The past year has been stressful without a doubt. We have been isolated and put in unprecedented situations. It is no surprise that I have heard multiple people say stress eating has become a problem. It can be a challenge to address because it is easy to be unaware you are doing it until after the fact. By the time we do realize it, we often feel guilt, shame, and say horrible things to ourselves. Below are some helpful tips to address stress eating.
1. Before grabbing food pause and check in to see if you are physically hungry. This can help you become more self-aware and identify if you are physically hungry or if you are grabbing food out of stress or other reasons. Creating this awareness gives you the option to choose to eat or not. As you are first starting this, do not worry about your decision to eat regardless of hunger level. Consider it a win if you pause and check in to see if you are physically hungry. Once this becomes a habit you can address the decision piece. This quick check in can also help you to notice patterns. Maybe Thursday is your stressful day at work and you always hit the drive-thru instead of eating what you had planned at home. Once you notice this you can work to create a solution.
2. If you’ve paused and have identified you are grabbing food out of stress, take 3 slow breathes and notice your body position. Try to make your exhale twice as long as your inhale. As you are noticing your body position, be aware of the tension in your neck and shoulders. Are your shoulders up by your eats? Are your arms crossed? Are your teeth clenched? What are your legs doing? Where ever your body is holding the tension, think about relaxing with each exhale. It’s hard to become less stressed if we keep our posture in it stressed state.
3. Do a non-food activity. If you’ve identified that you want to eat out of stress, do an activity that you enjoy and does not include food. Here are some ideas:
- Go on a walk
- Talk with a friend
- Take a bath
- Play a game
- Take a nap
- Read a book
- Listen to music
- Practice a daily gratitude
- Do one of your favorit hobbies
4. Address the stress. We all have those one off stressful days where a “non-food activity” works great, but if you start to notice a pattern, it is helpful to address the issue(s) causing the reoccurring stress. Start by getting curious about what is causing the stress. This can help you know what actions can be the most helpful. That may mean talking to the person involved in the stressful situation, getting better at time management, talking to a counselor, uncluttering a space, setting boundaries, delegating tasks you do not need to do, or asking for help. In the example of Thursdays always being a stressful day a work, doing HeadSpace (a mediation app) for 3 minutes in your office or car (before driving) could be a helpful tool to leave that stress at work and enjoy your evening at home. Rearranging the work day or better time management could also help address the issue in this situation. Addressing the stress may be uncomforatble, but it is the most important step for long term success and will even help you to grow as a perosn.

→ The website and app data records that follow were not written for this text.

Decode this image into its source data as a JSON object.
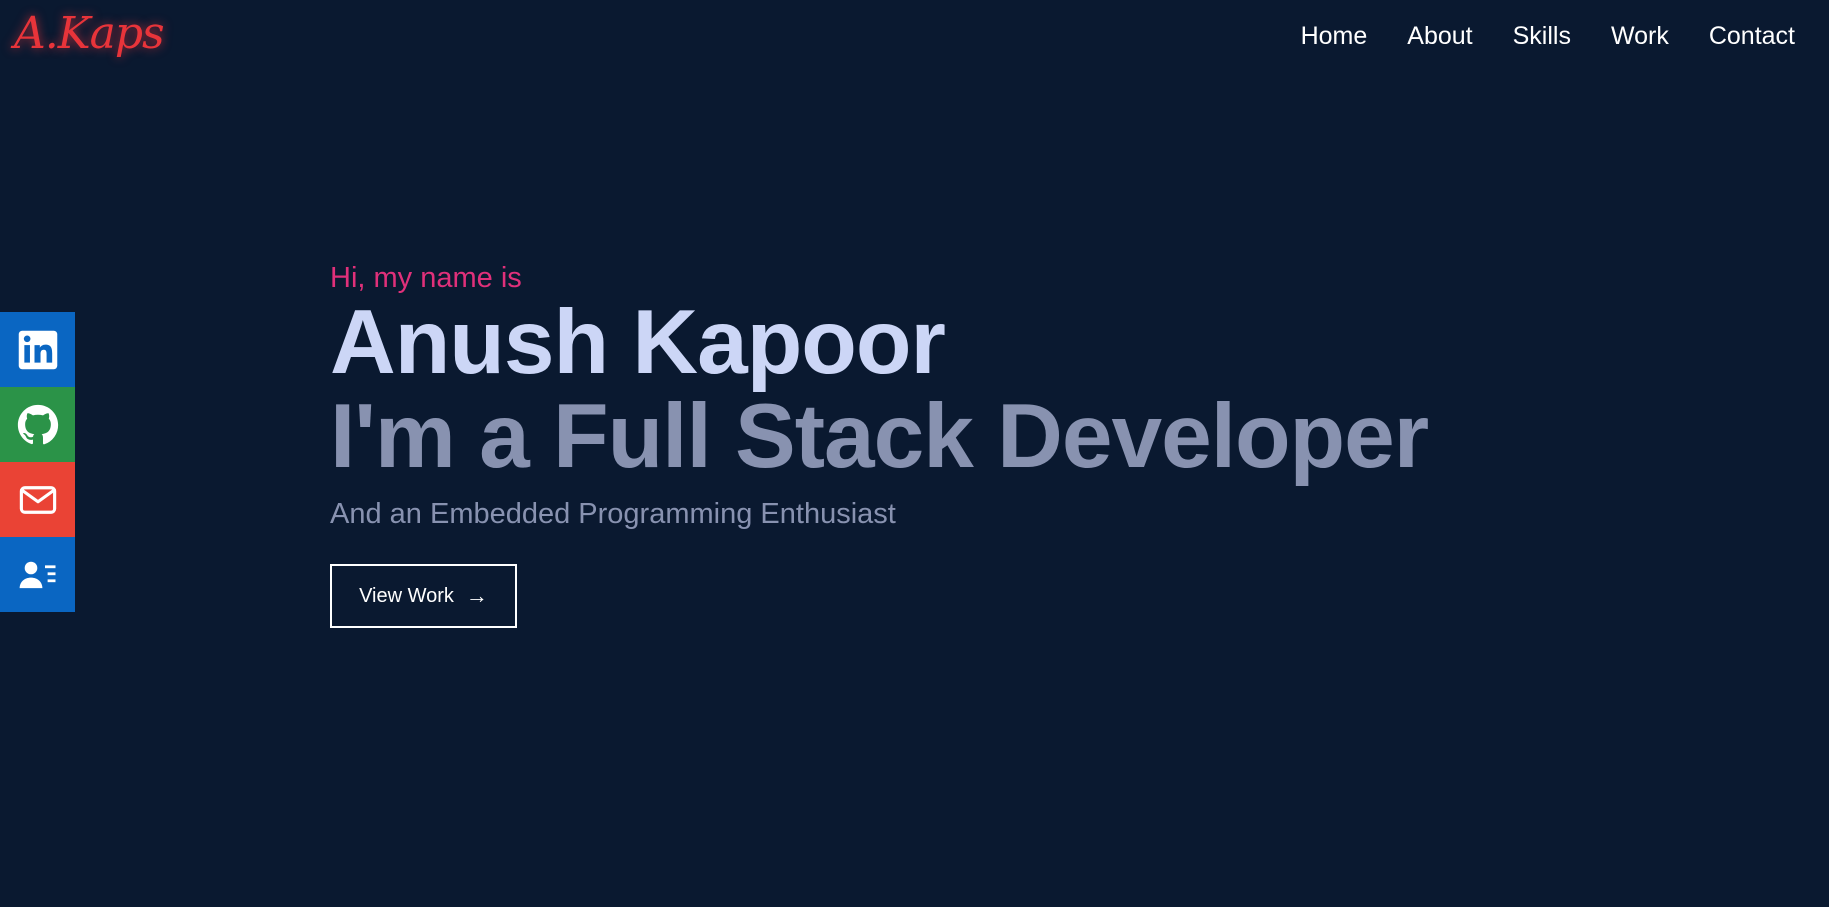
{
  "header": {
    "logo": "A.Kaps",
    "nav": [
      "Home",
      "About",
      "Skills",
      "Work",
      "Contact"
    ]
  },
  "social": [
    {
      "icon": "linkedin-icon",
      "color": "#0a66c2"
    },
    {
      "icon": "github-icon",
      "color": "#2b9348"
    },
    {
      "icon": "mail-icon",
      "color": "#ea4335"
    },
    {
      "icon": "contact-card-icon",
      "color": "#0a66c2"
    }
  ],
  "hero": {
    "greeting": "Hi, my name is",
    "name": "Anush Kapoor",
    "role": "I'm a Full Stack Developer",
    "subtitle": "And an Embedded Programming Enthusiast",
    "button_label": "View Work",
    "button_icon": "arrow-right-icon"
  },
  "colors": {
    "background": "#0a1930",
    "accent": "#e0307a",
    "logo": "#e8343a",
    "name": "#ccd6f6",
    "muted": "#8892b0"
  }
}
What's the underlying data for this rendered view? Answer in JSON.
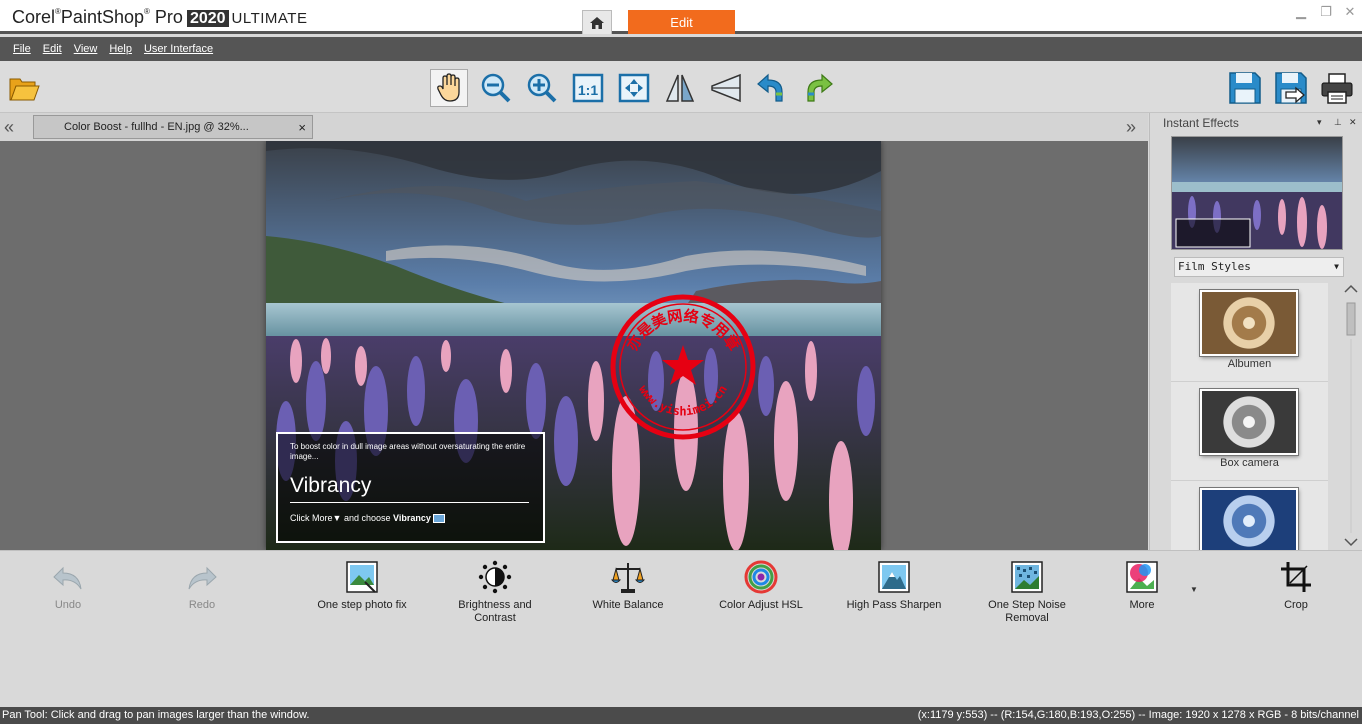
{
  "titlebar": {
    "brand": "Corel",
    "brand_mark": "®",
    "product": "PaintShop",
    "product_mark": "®",
    "product2": "Pro",
    "version": "2020",
    "edition": "ULTIMATE",
    "home_icon": "home-icon",
    "active_tab": "Edit"
  },
  "menu": {
    "file": "File",
    "edit": "Edit",
    "view": "View",
    "help": "Help",
    "ui": "User Interface"
  },
  "toolbar": {
    "icons": [
      "folder-open-icon",
      "pan-hand-icon",
      "zoom-out-icon",
      "zoom-in-icon",
      "actual-size-icon",
      "fit-window-icon",
      "flip-horizontal-icon",
      "flip-vertical-icon",
      "rotate-left-icon",
      "rotate-right-icon",
      "save-icon",
      "save-as-icon",
      "print-icon"
    ],
    "actual_size_label": "1:1"
  },
  "document": {
    "tab_title": "Color Boost - fullhd - EN.jpg @  32%...",
    "close": "×",
    "prev": "«",
    "next": "»"
  },
  "image_overlay": {
    "description": "To boost color in dull image areas without oversaturating the entire image...",
    "heading": "Vibrancy",
    "hint_prefix": "Click More",
    "hint_mid": " and choose ",
    "hint_bold": "Vibrancy",
    "stamp_text": "亦是美网络专用章",
    "stamp_url": "www.yishimei.cn"
  },
  "instant_effects": {
    "title": "Instant Effects",
    "dropdown": "Film Styles",
    "effects": [
      {
        "label": "Albumen"
      },
      {
        "label": "Box camera"
      },
      {
        "label": ""
      }
    ]
  },
  "bottombar": {
    "undo": "Undo",
    "redo": "Redo",
    "one_step_photo_fix": "One step photo fix",
    "brightness_1": "Brightness and",
    "brightness_2": "Contrast",
    "white_balance": "White Balance",
    "color_adjust_hsl": "Color Adjust HSL",
    "high_pass_sharpen": "High Pass Sharpen",
    "noise_1": "One Step Noise",
    "noise_2": "Removal",
    "more": "More",
    "crop": "Crop"
  },
  "status": {
    "left": "Pan Tool: Click and drag to pan images larger than the window.",
    "right": "(x:1179 y:553) -- (R:154,G:180,B:193,O:255) -- Image:  1920 x 1278 x RGB - 8 bits/channel"
  },
  "colors": {
    "accent": "#f26b1d",
    "menubar": "#555555",
    "statusbar": "#4b4b4b",
    "canvas": "#6d6d6d"
  }
}
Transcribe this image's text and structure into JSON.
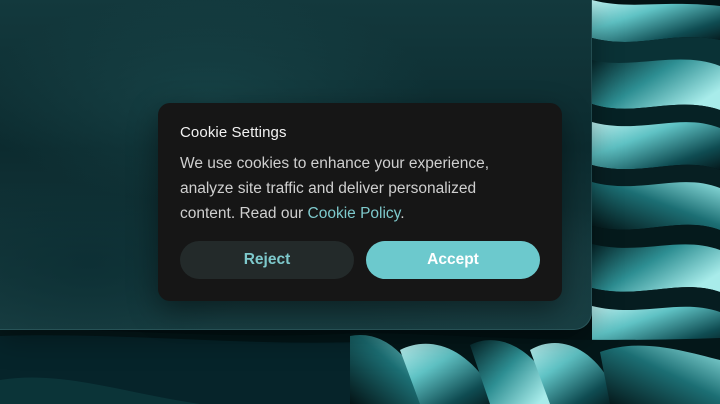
{
  "dialog": {
    "title": "Cookie Settings",
    "body_text": "We use cookies to enhance your experience, analyze site traffic and deliver personalized content. Read our ",
    "policy_link": "Cookie Policy",
    "body_end": ".",
    "reject_label": "Reject",
    "accept_label": "Accept"
  },
  "colors": {
    "accent": "#6cc9cd",
    "link": "#7ec9cc",
    "dialog_bg": "#161616",
    "reject_bg": "#232a2a"
  }
}
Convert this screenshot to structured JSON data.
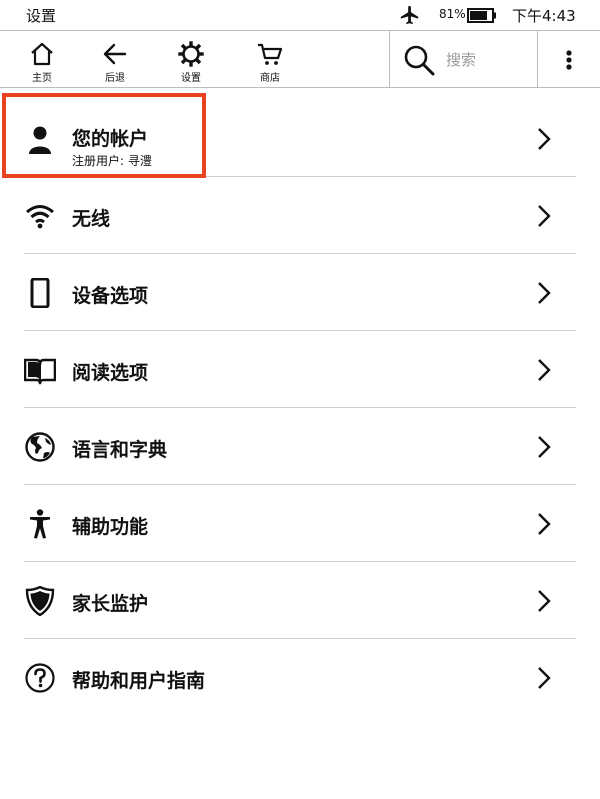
{
  "status_bar": {
    "title": "设置",
    "battery_percent": "81%",
    "time": "下午4:43",
    "battery_level": 0.81,
    "icons": [
      "airplane-icon",
      "battery-icon"
    ]
  },
  "toolbar": {
    "home_label": "主页",
    "back_label": "后退",
    "settings_label": "设置",
    "store_label": "商店",
    "search_placeholder": "搜索",
    "icons": [
      "home-icon",
      "back-arrow-icon",
      "gear-icon",
      "cart-icon",
      "search-icon",
      "more-vertical-icon"
    ]
  },
  "settings_list": {
    "items": [
      {
        "label": "您的帐户",
        "sub": "注册用户: 寻澧",
        "icon": "user-icon",
        "highlighted": true
      },
      {
        "label": "无线",
        "icon": "wifi-icon"
      },
      {
        "label": "设备选项",
        "icon": "device-icon"
      },
      {
        "label": "阅读选项",
        "icon": "book-icon"
      },
      {
        "label": "语言和字典",
        "icon": "globe-icon"
      },
      {
        "label": "辅助功能",
        "icon": "accessibility-icon"
      },
      {
        "label": "家长监护",
        "icon": "shield-icon"
      },
      {
        "label": "帮助和用户指南",
        "icon": "help-icon"
      }
    ]
  },
  "colors": {
    "highlight": "#e8431f",
    "divider": "#cfcfcf",
    "text": "#111111"
  }
}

5. Create a more mindful eating environment by reserving eating for the kitchen or dining room table. It is not uncommon when we are eating out of stress to stand in front of the fridge or pantry or zone out on the couch with our food of choice. If we sit at a table, we have to make the choice to get up, plate out food, and sit in a space without a TV. It helps us to be present focusing on the food we are eating. It also gives us the opportunity to slow down and use all five senses to really enjoy our food.
If you’ve been stress eating start with self-awareness. It’s not trying to have more willpower after a stressful day to repeatedly saying no to food. The great thing is we have the power to become more self-aware. We can slow down, get curious, and ask ourselves questions. We can change our situation. We can choose to lean in and address our stress. If we feel lost and don’t know where to begin, we can ask for help.